China’s Evergrande Group issued a dire assessment of its financial health, saying it faces “tremendous” liquidity strains and has hired advisers for what could be one of the country’s largest-ever debt restructurings.
The appraisal was Evergrande’s most downbeat since market confidence in the developer began deteriorating in May, and followed a spate of protests over the past week by angry homebuyers, retail investors and employees demanding that the company make good on its obligations.
Evergrande’s dollar bonds and shares sank as markets priced in a near-certain likelihood of default. The extent of the losses facing investors will depend in part on whether Chinese authorities and state-run banks take steps to limit the fallout. Evergrande has emerged as the biggest test yet of President Xi Jinping’s willingness to let overindebted companies fail as he tries to wring the excesses out of China’s $US54 trillion ($73.4 trillion) financial system.

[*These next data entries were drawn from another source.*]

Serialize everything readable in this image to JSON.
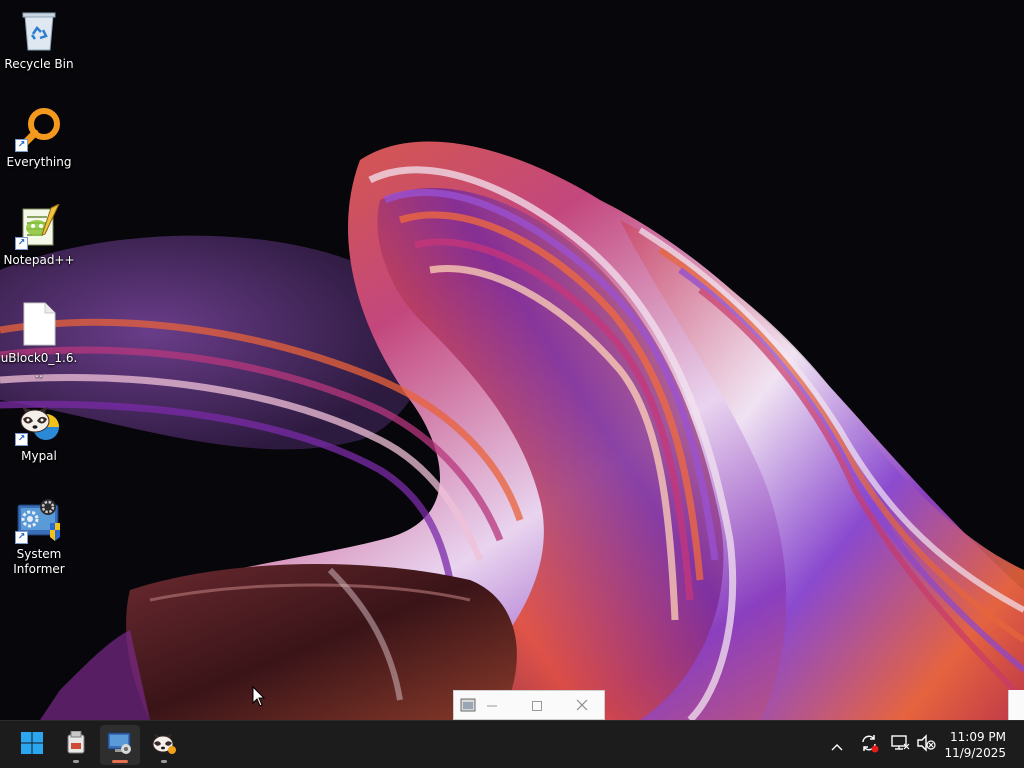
{
  "desktop": {
    "icons": [
      {
        "label": "Recycle Bin",
        "icon": "recycle-bin-icon",
        "shortcut": false
      },
      {
        "label": "Everything",
        "icon": "everything-search-icon",
        "shortcut": true
      },
      {
        "label": "Notepad++",
        "icon": "notepad-plus-plus-icon",
        "shortcut": true
      },
      {
        "label": "uBlock0_1.6...",
        "icon": "file-icon",
        "shortcut": false
      },
      {
        "label": "Mypal",
        "icon": "mypal-browser-icon",
        "shortcut": true
      },
      {
        "label": "System Informer",
        "icon": "system-informer-icon",
        "shortcut": true
      }
    ]
  },
  "taskbar": {
    "start": {
      "icon": "windows-start-icon"
    },
    "apps": [
      {
        "icon": "usb-drive-app-icon",
        "state": "open"
      },
      {
        "icon": "system-informer-app-icon",
        "state": "focused"
      },
      {
        "icon": "mypal-app-icon",
        "state": "open"
      }
    ],
    "tray": [
      {
        "icon": "chevron-up-icon"
      },
      {
        "icon": "sync-alert-icon"
      },
      {
        "icon": "network-icon"
      },
      {
        "icon": "volume-muted-icon"
      }
    ],
    "clock": {
      "time": "11:09 PM",
      "date": "11/9/2025"
    }
  },
  "mini_window": {
    "icon": "app-window-icon",
    "controls": [
      "minimize-icon",
      "maximize-icon",
      "close-icon"
    ]
  },
  "colors": {
    "taskbar_bg": "#1c1c1c",
    "focused_indicator": "#e3704f",
    "wallpaper_bg": "#07060a"
  }
}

Without state intervention, the risk is that Evergrande enters a downward spiral. The developer said in its statement on Tuesday that property sales will drop in the normally buoyant month of September because of waning confidence among homebuyers, who often need to give the company large down payments for properties that may take years to complete.
Evergrande said it had made “no material progress” on plans to sell stakes in its electric-car and property services units, adding that the planned disposal of its Hong Kong headquarters hadn’t been completed as expected. Asset sales had been one of the most important pillars of Evergrande’s plan to escape its cash crunch.
Shares of Evergrande fell as much as 10 per cent on Tuesday morning in Hong Kong, and have lost about 80 per cent this year. Its electric-vehicle unit tumbled as much as 20 per cent. Evergrande’s 8.25 per cent dollar bond due 2022 dropped 4.8 cents to 27.7 cents, according to Bloomberg-compiled prices.
The company’s liquidity problems have escalated in recent days after several of its subsidiaries failed to repay wealth management products, a key source of short-term funding for Evergrande and other developers. A backlash against the company’s plan to extend payment deadlines on the products has triggered protests at Evergrande’s Shenzhen headquarters and at other offices across China.
Evergrande, which denied rumours late Monday that it would file for bankruptcy, hired Houlihan Lokey and Admiralty Harbour Capital as joint financial advisers to assess the firm’s capital structure. Houlihan Lokey has one of the largest financial restructuring operations globally, having advised on some 1,400 cases with more than $US3 trillion in debt claims since 1988, according to its website. Its largest case by assets was Lehman Brothers.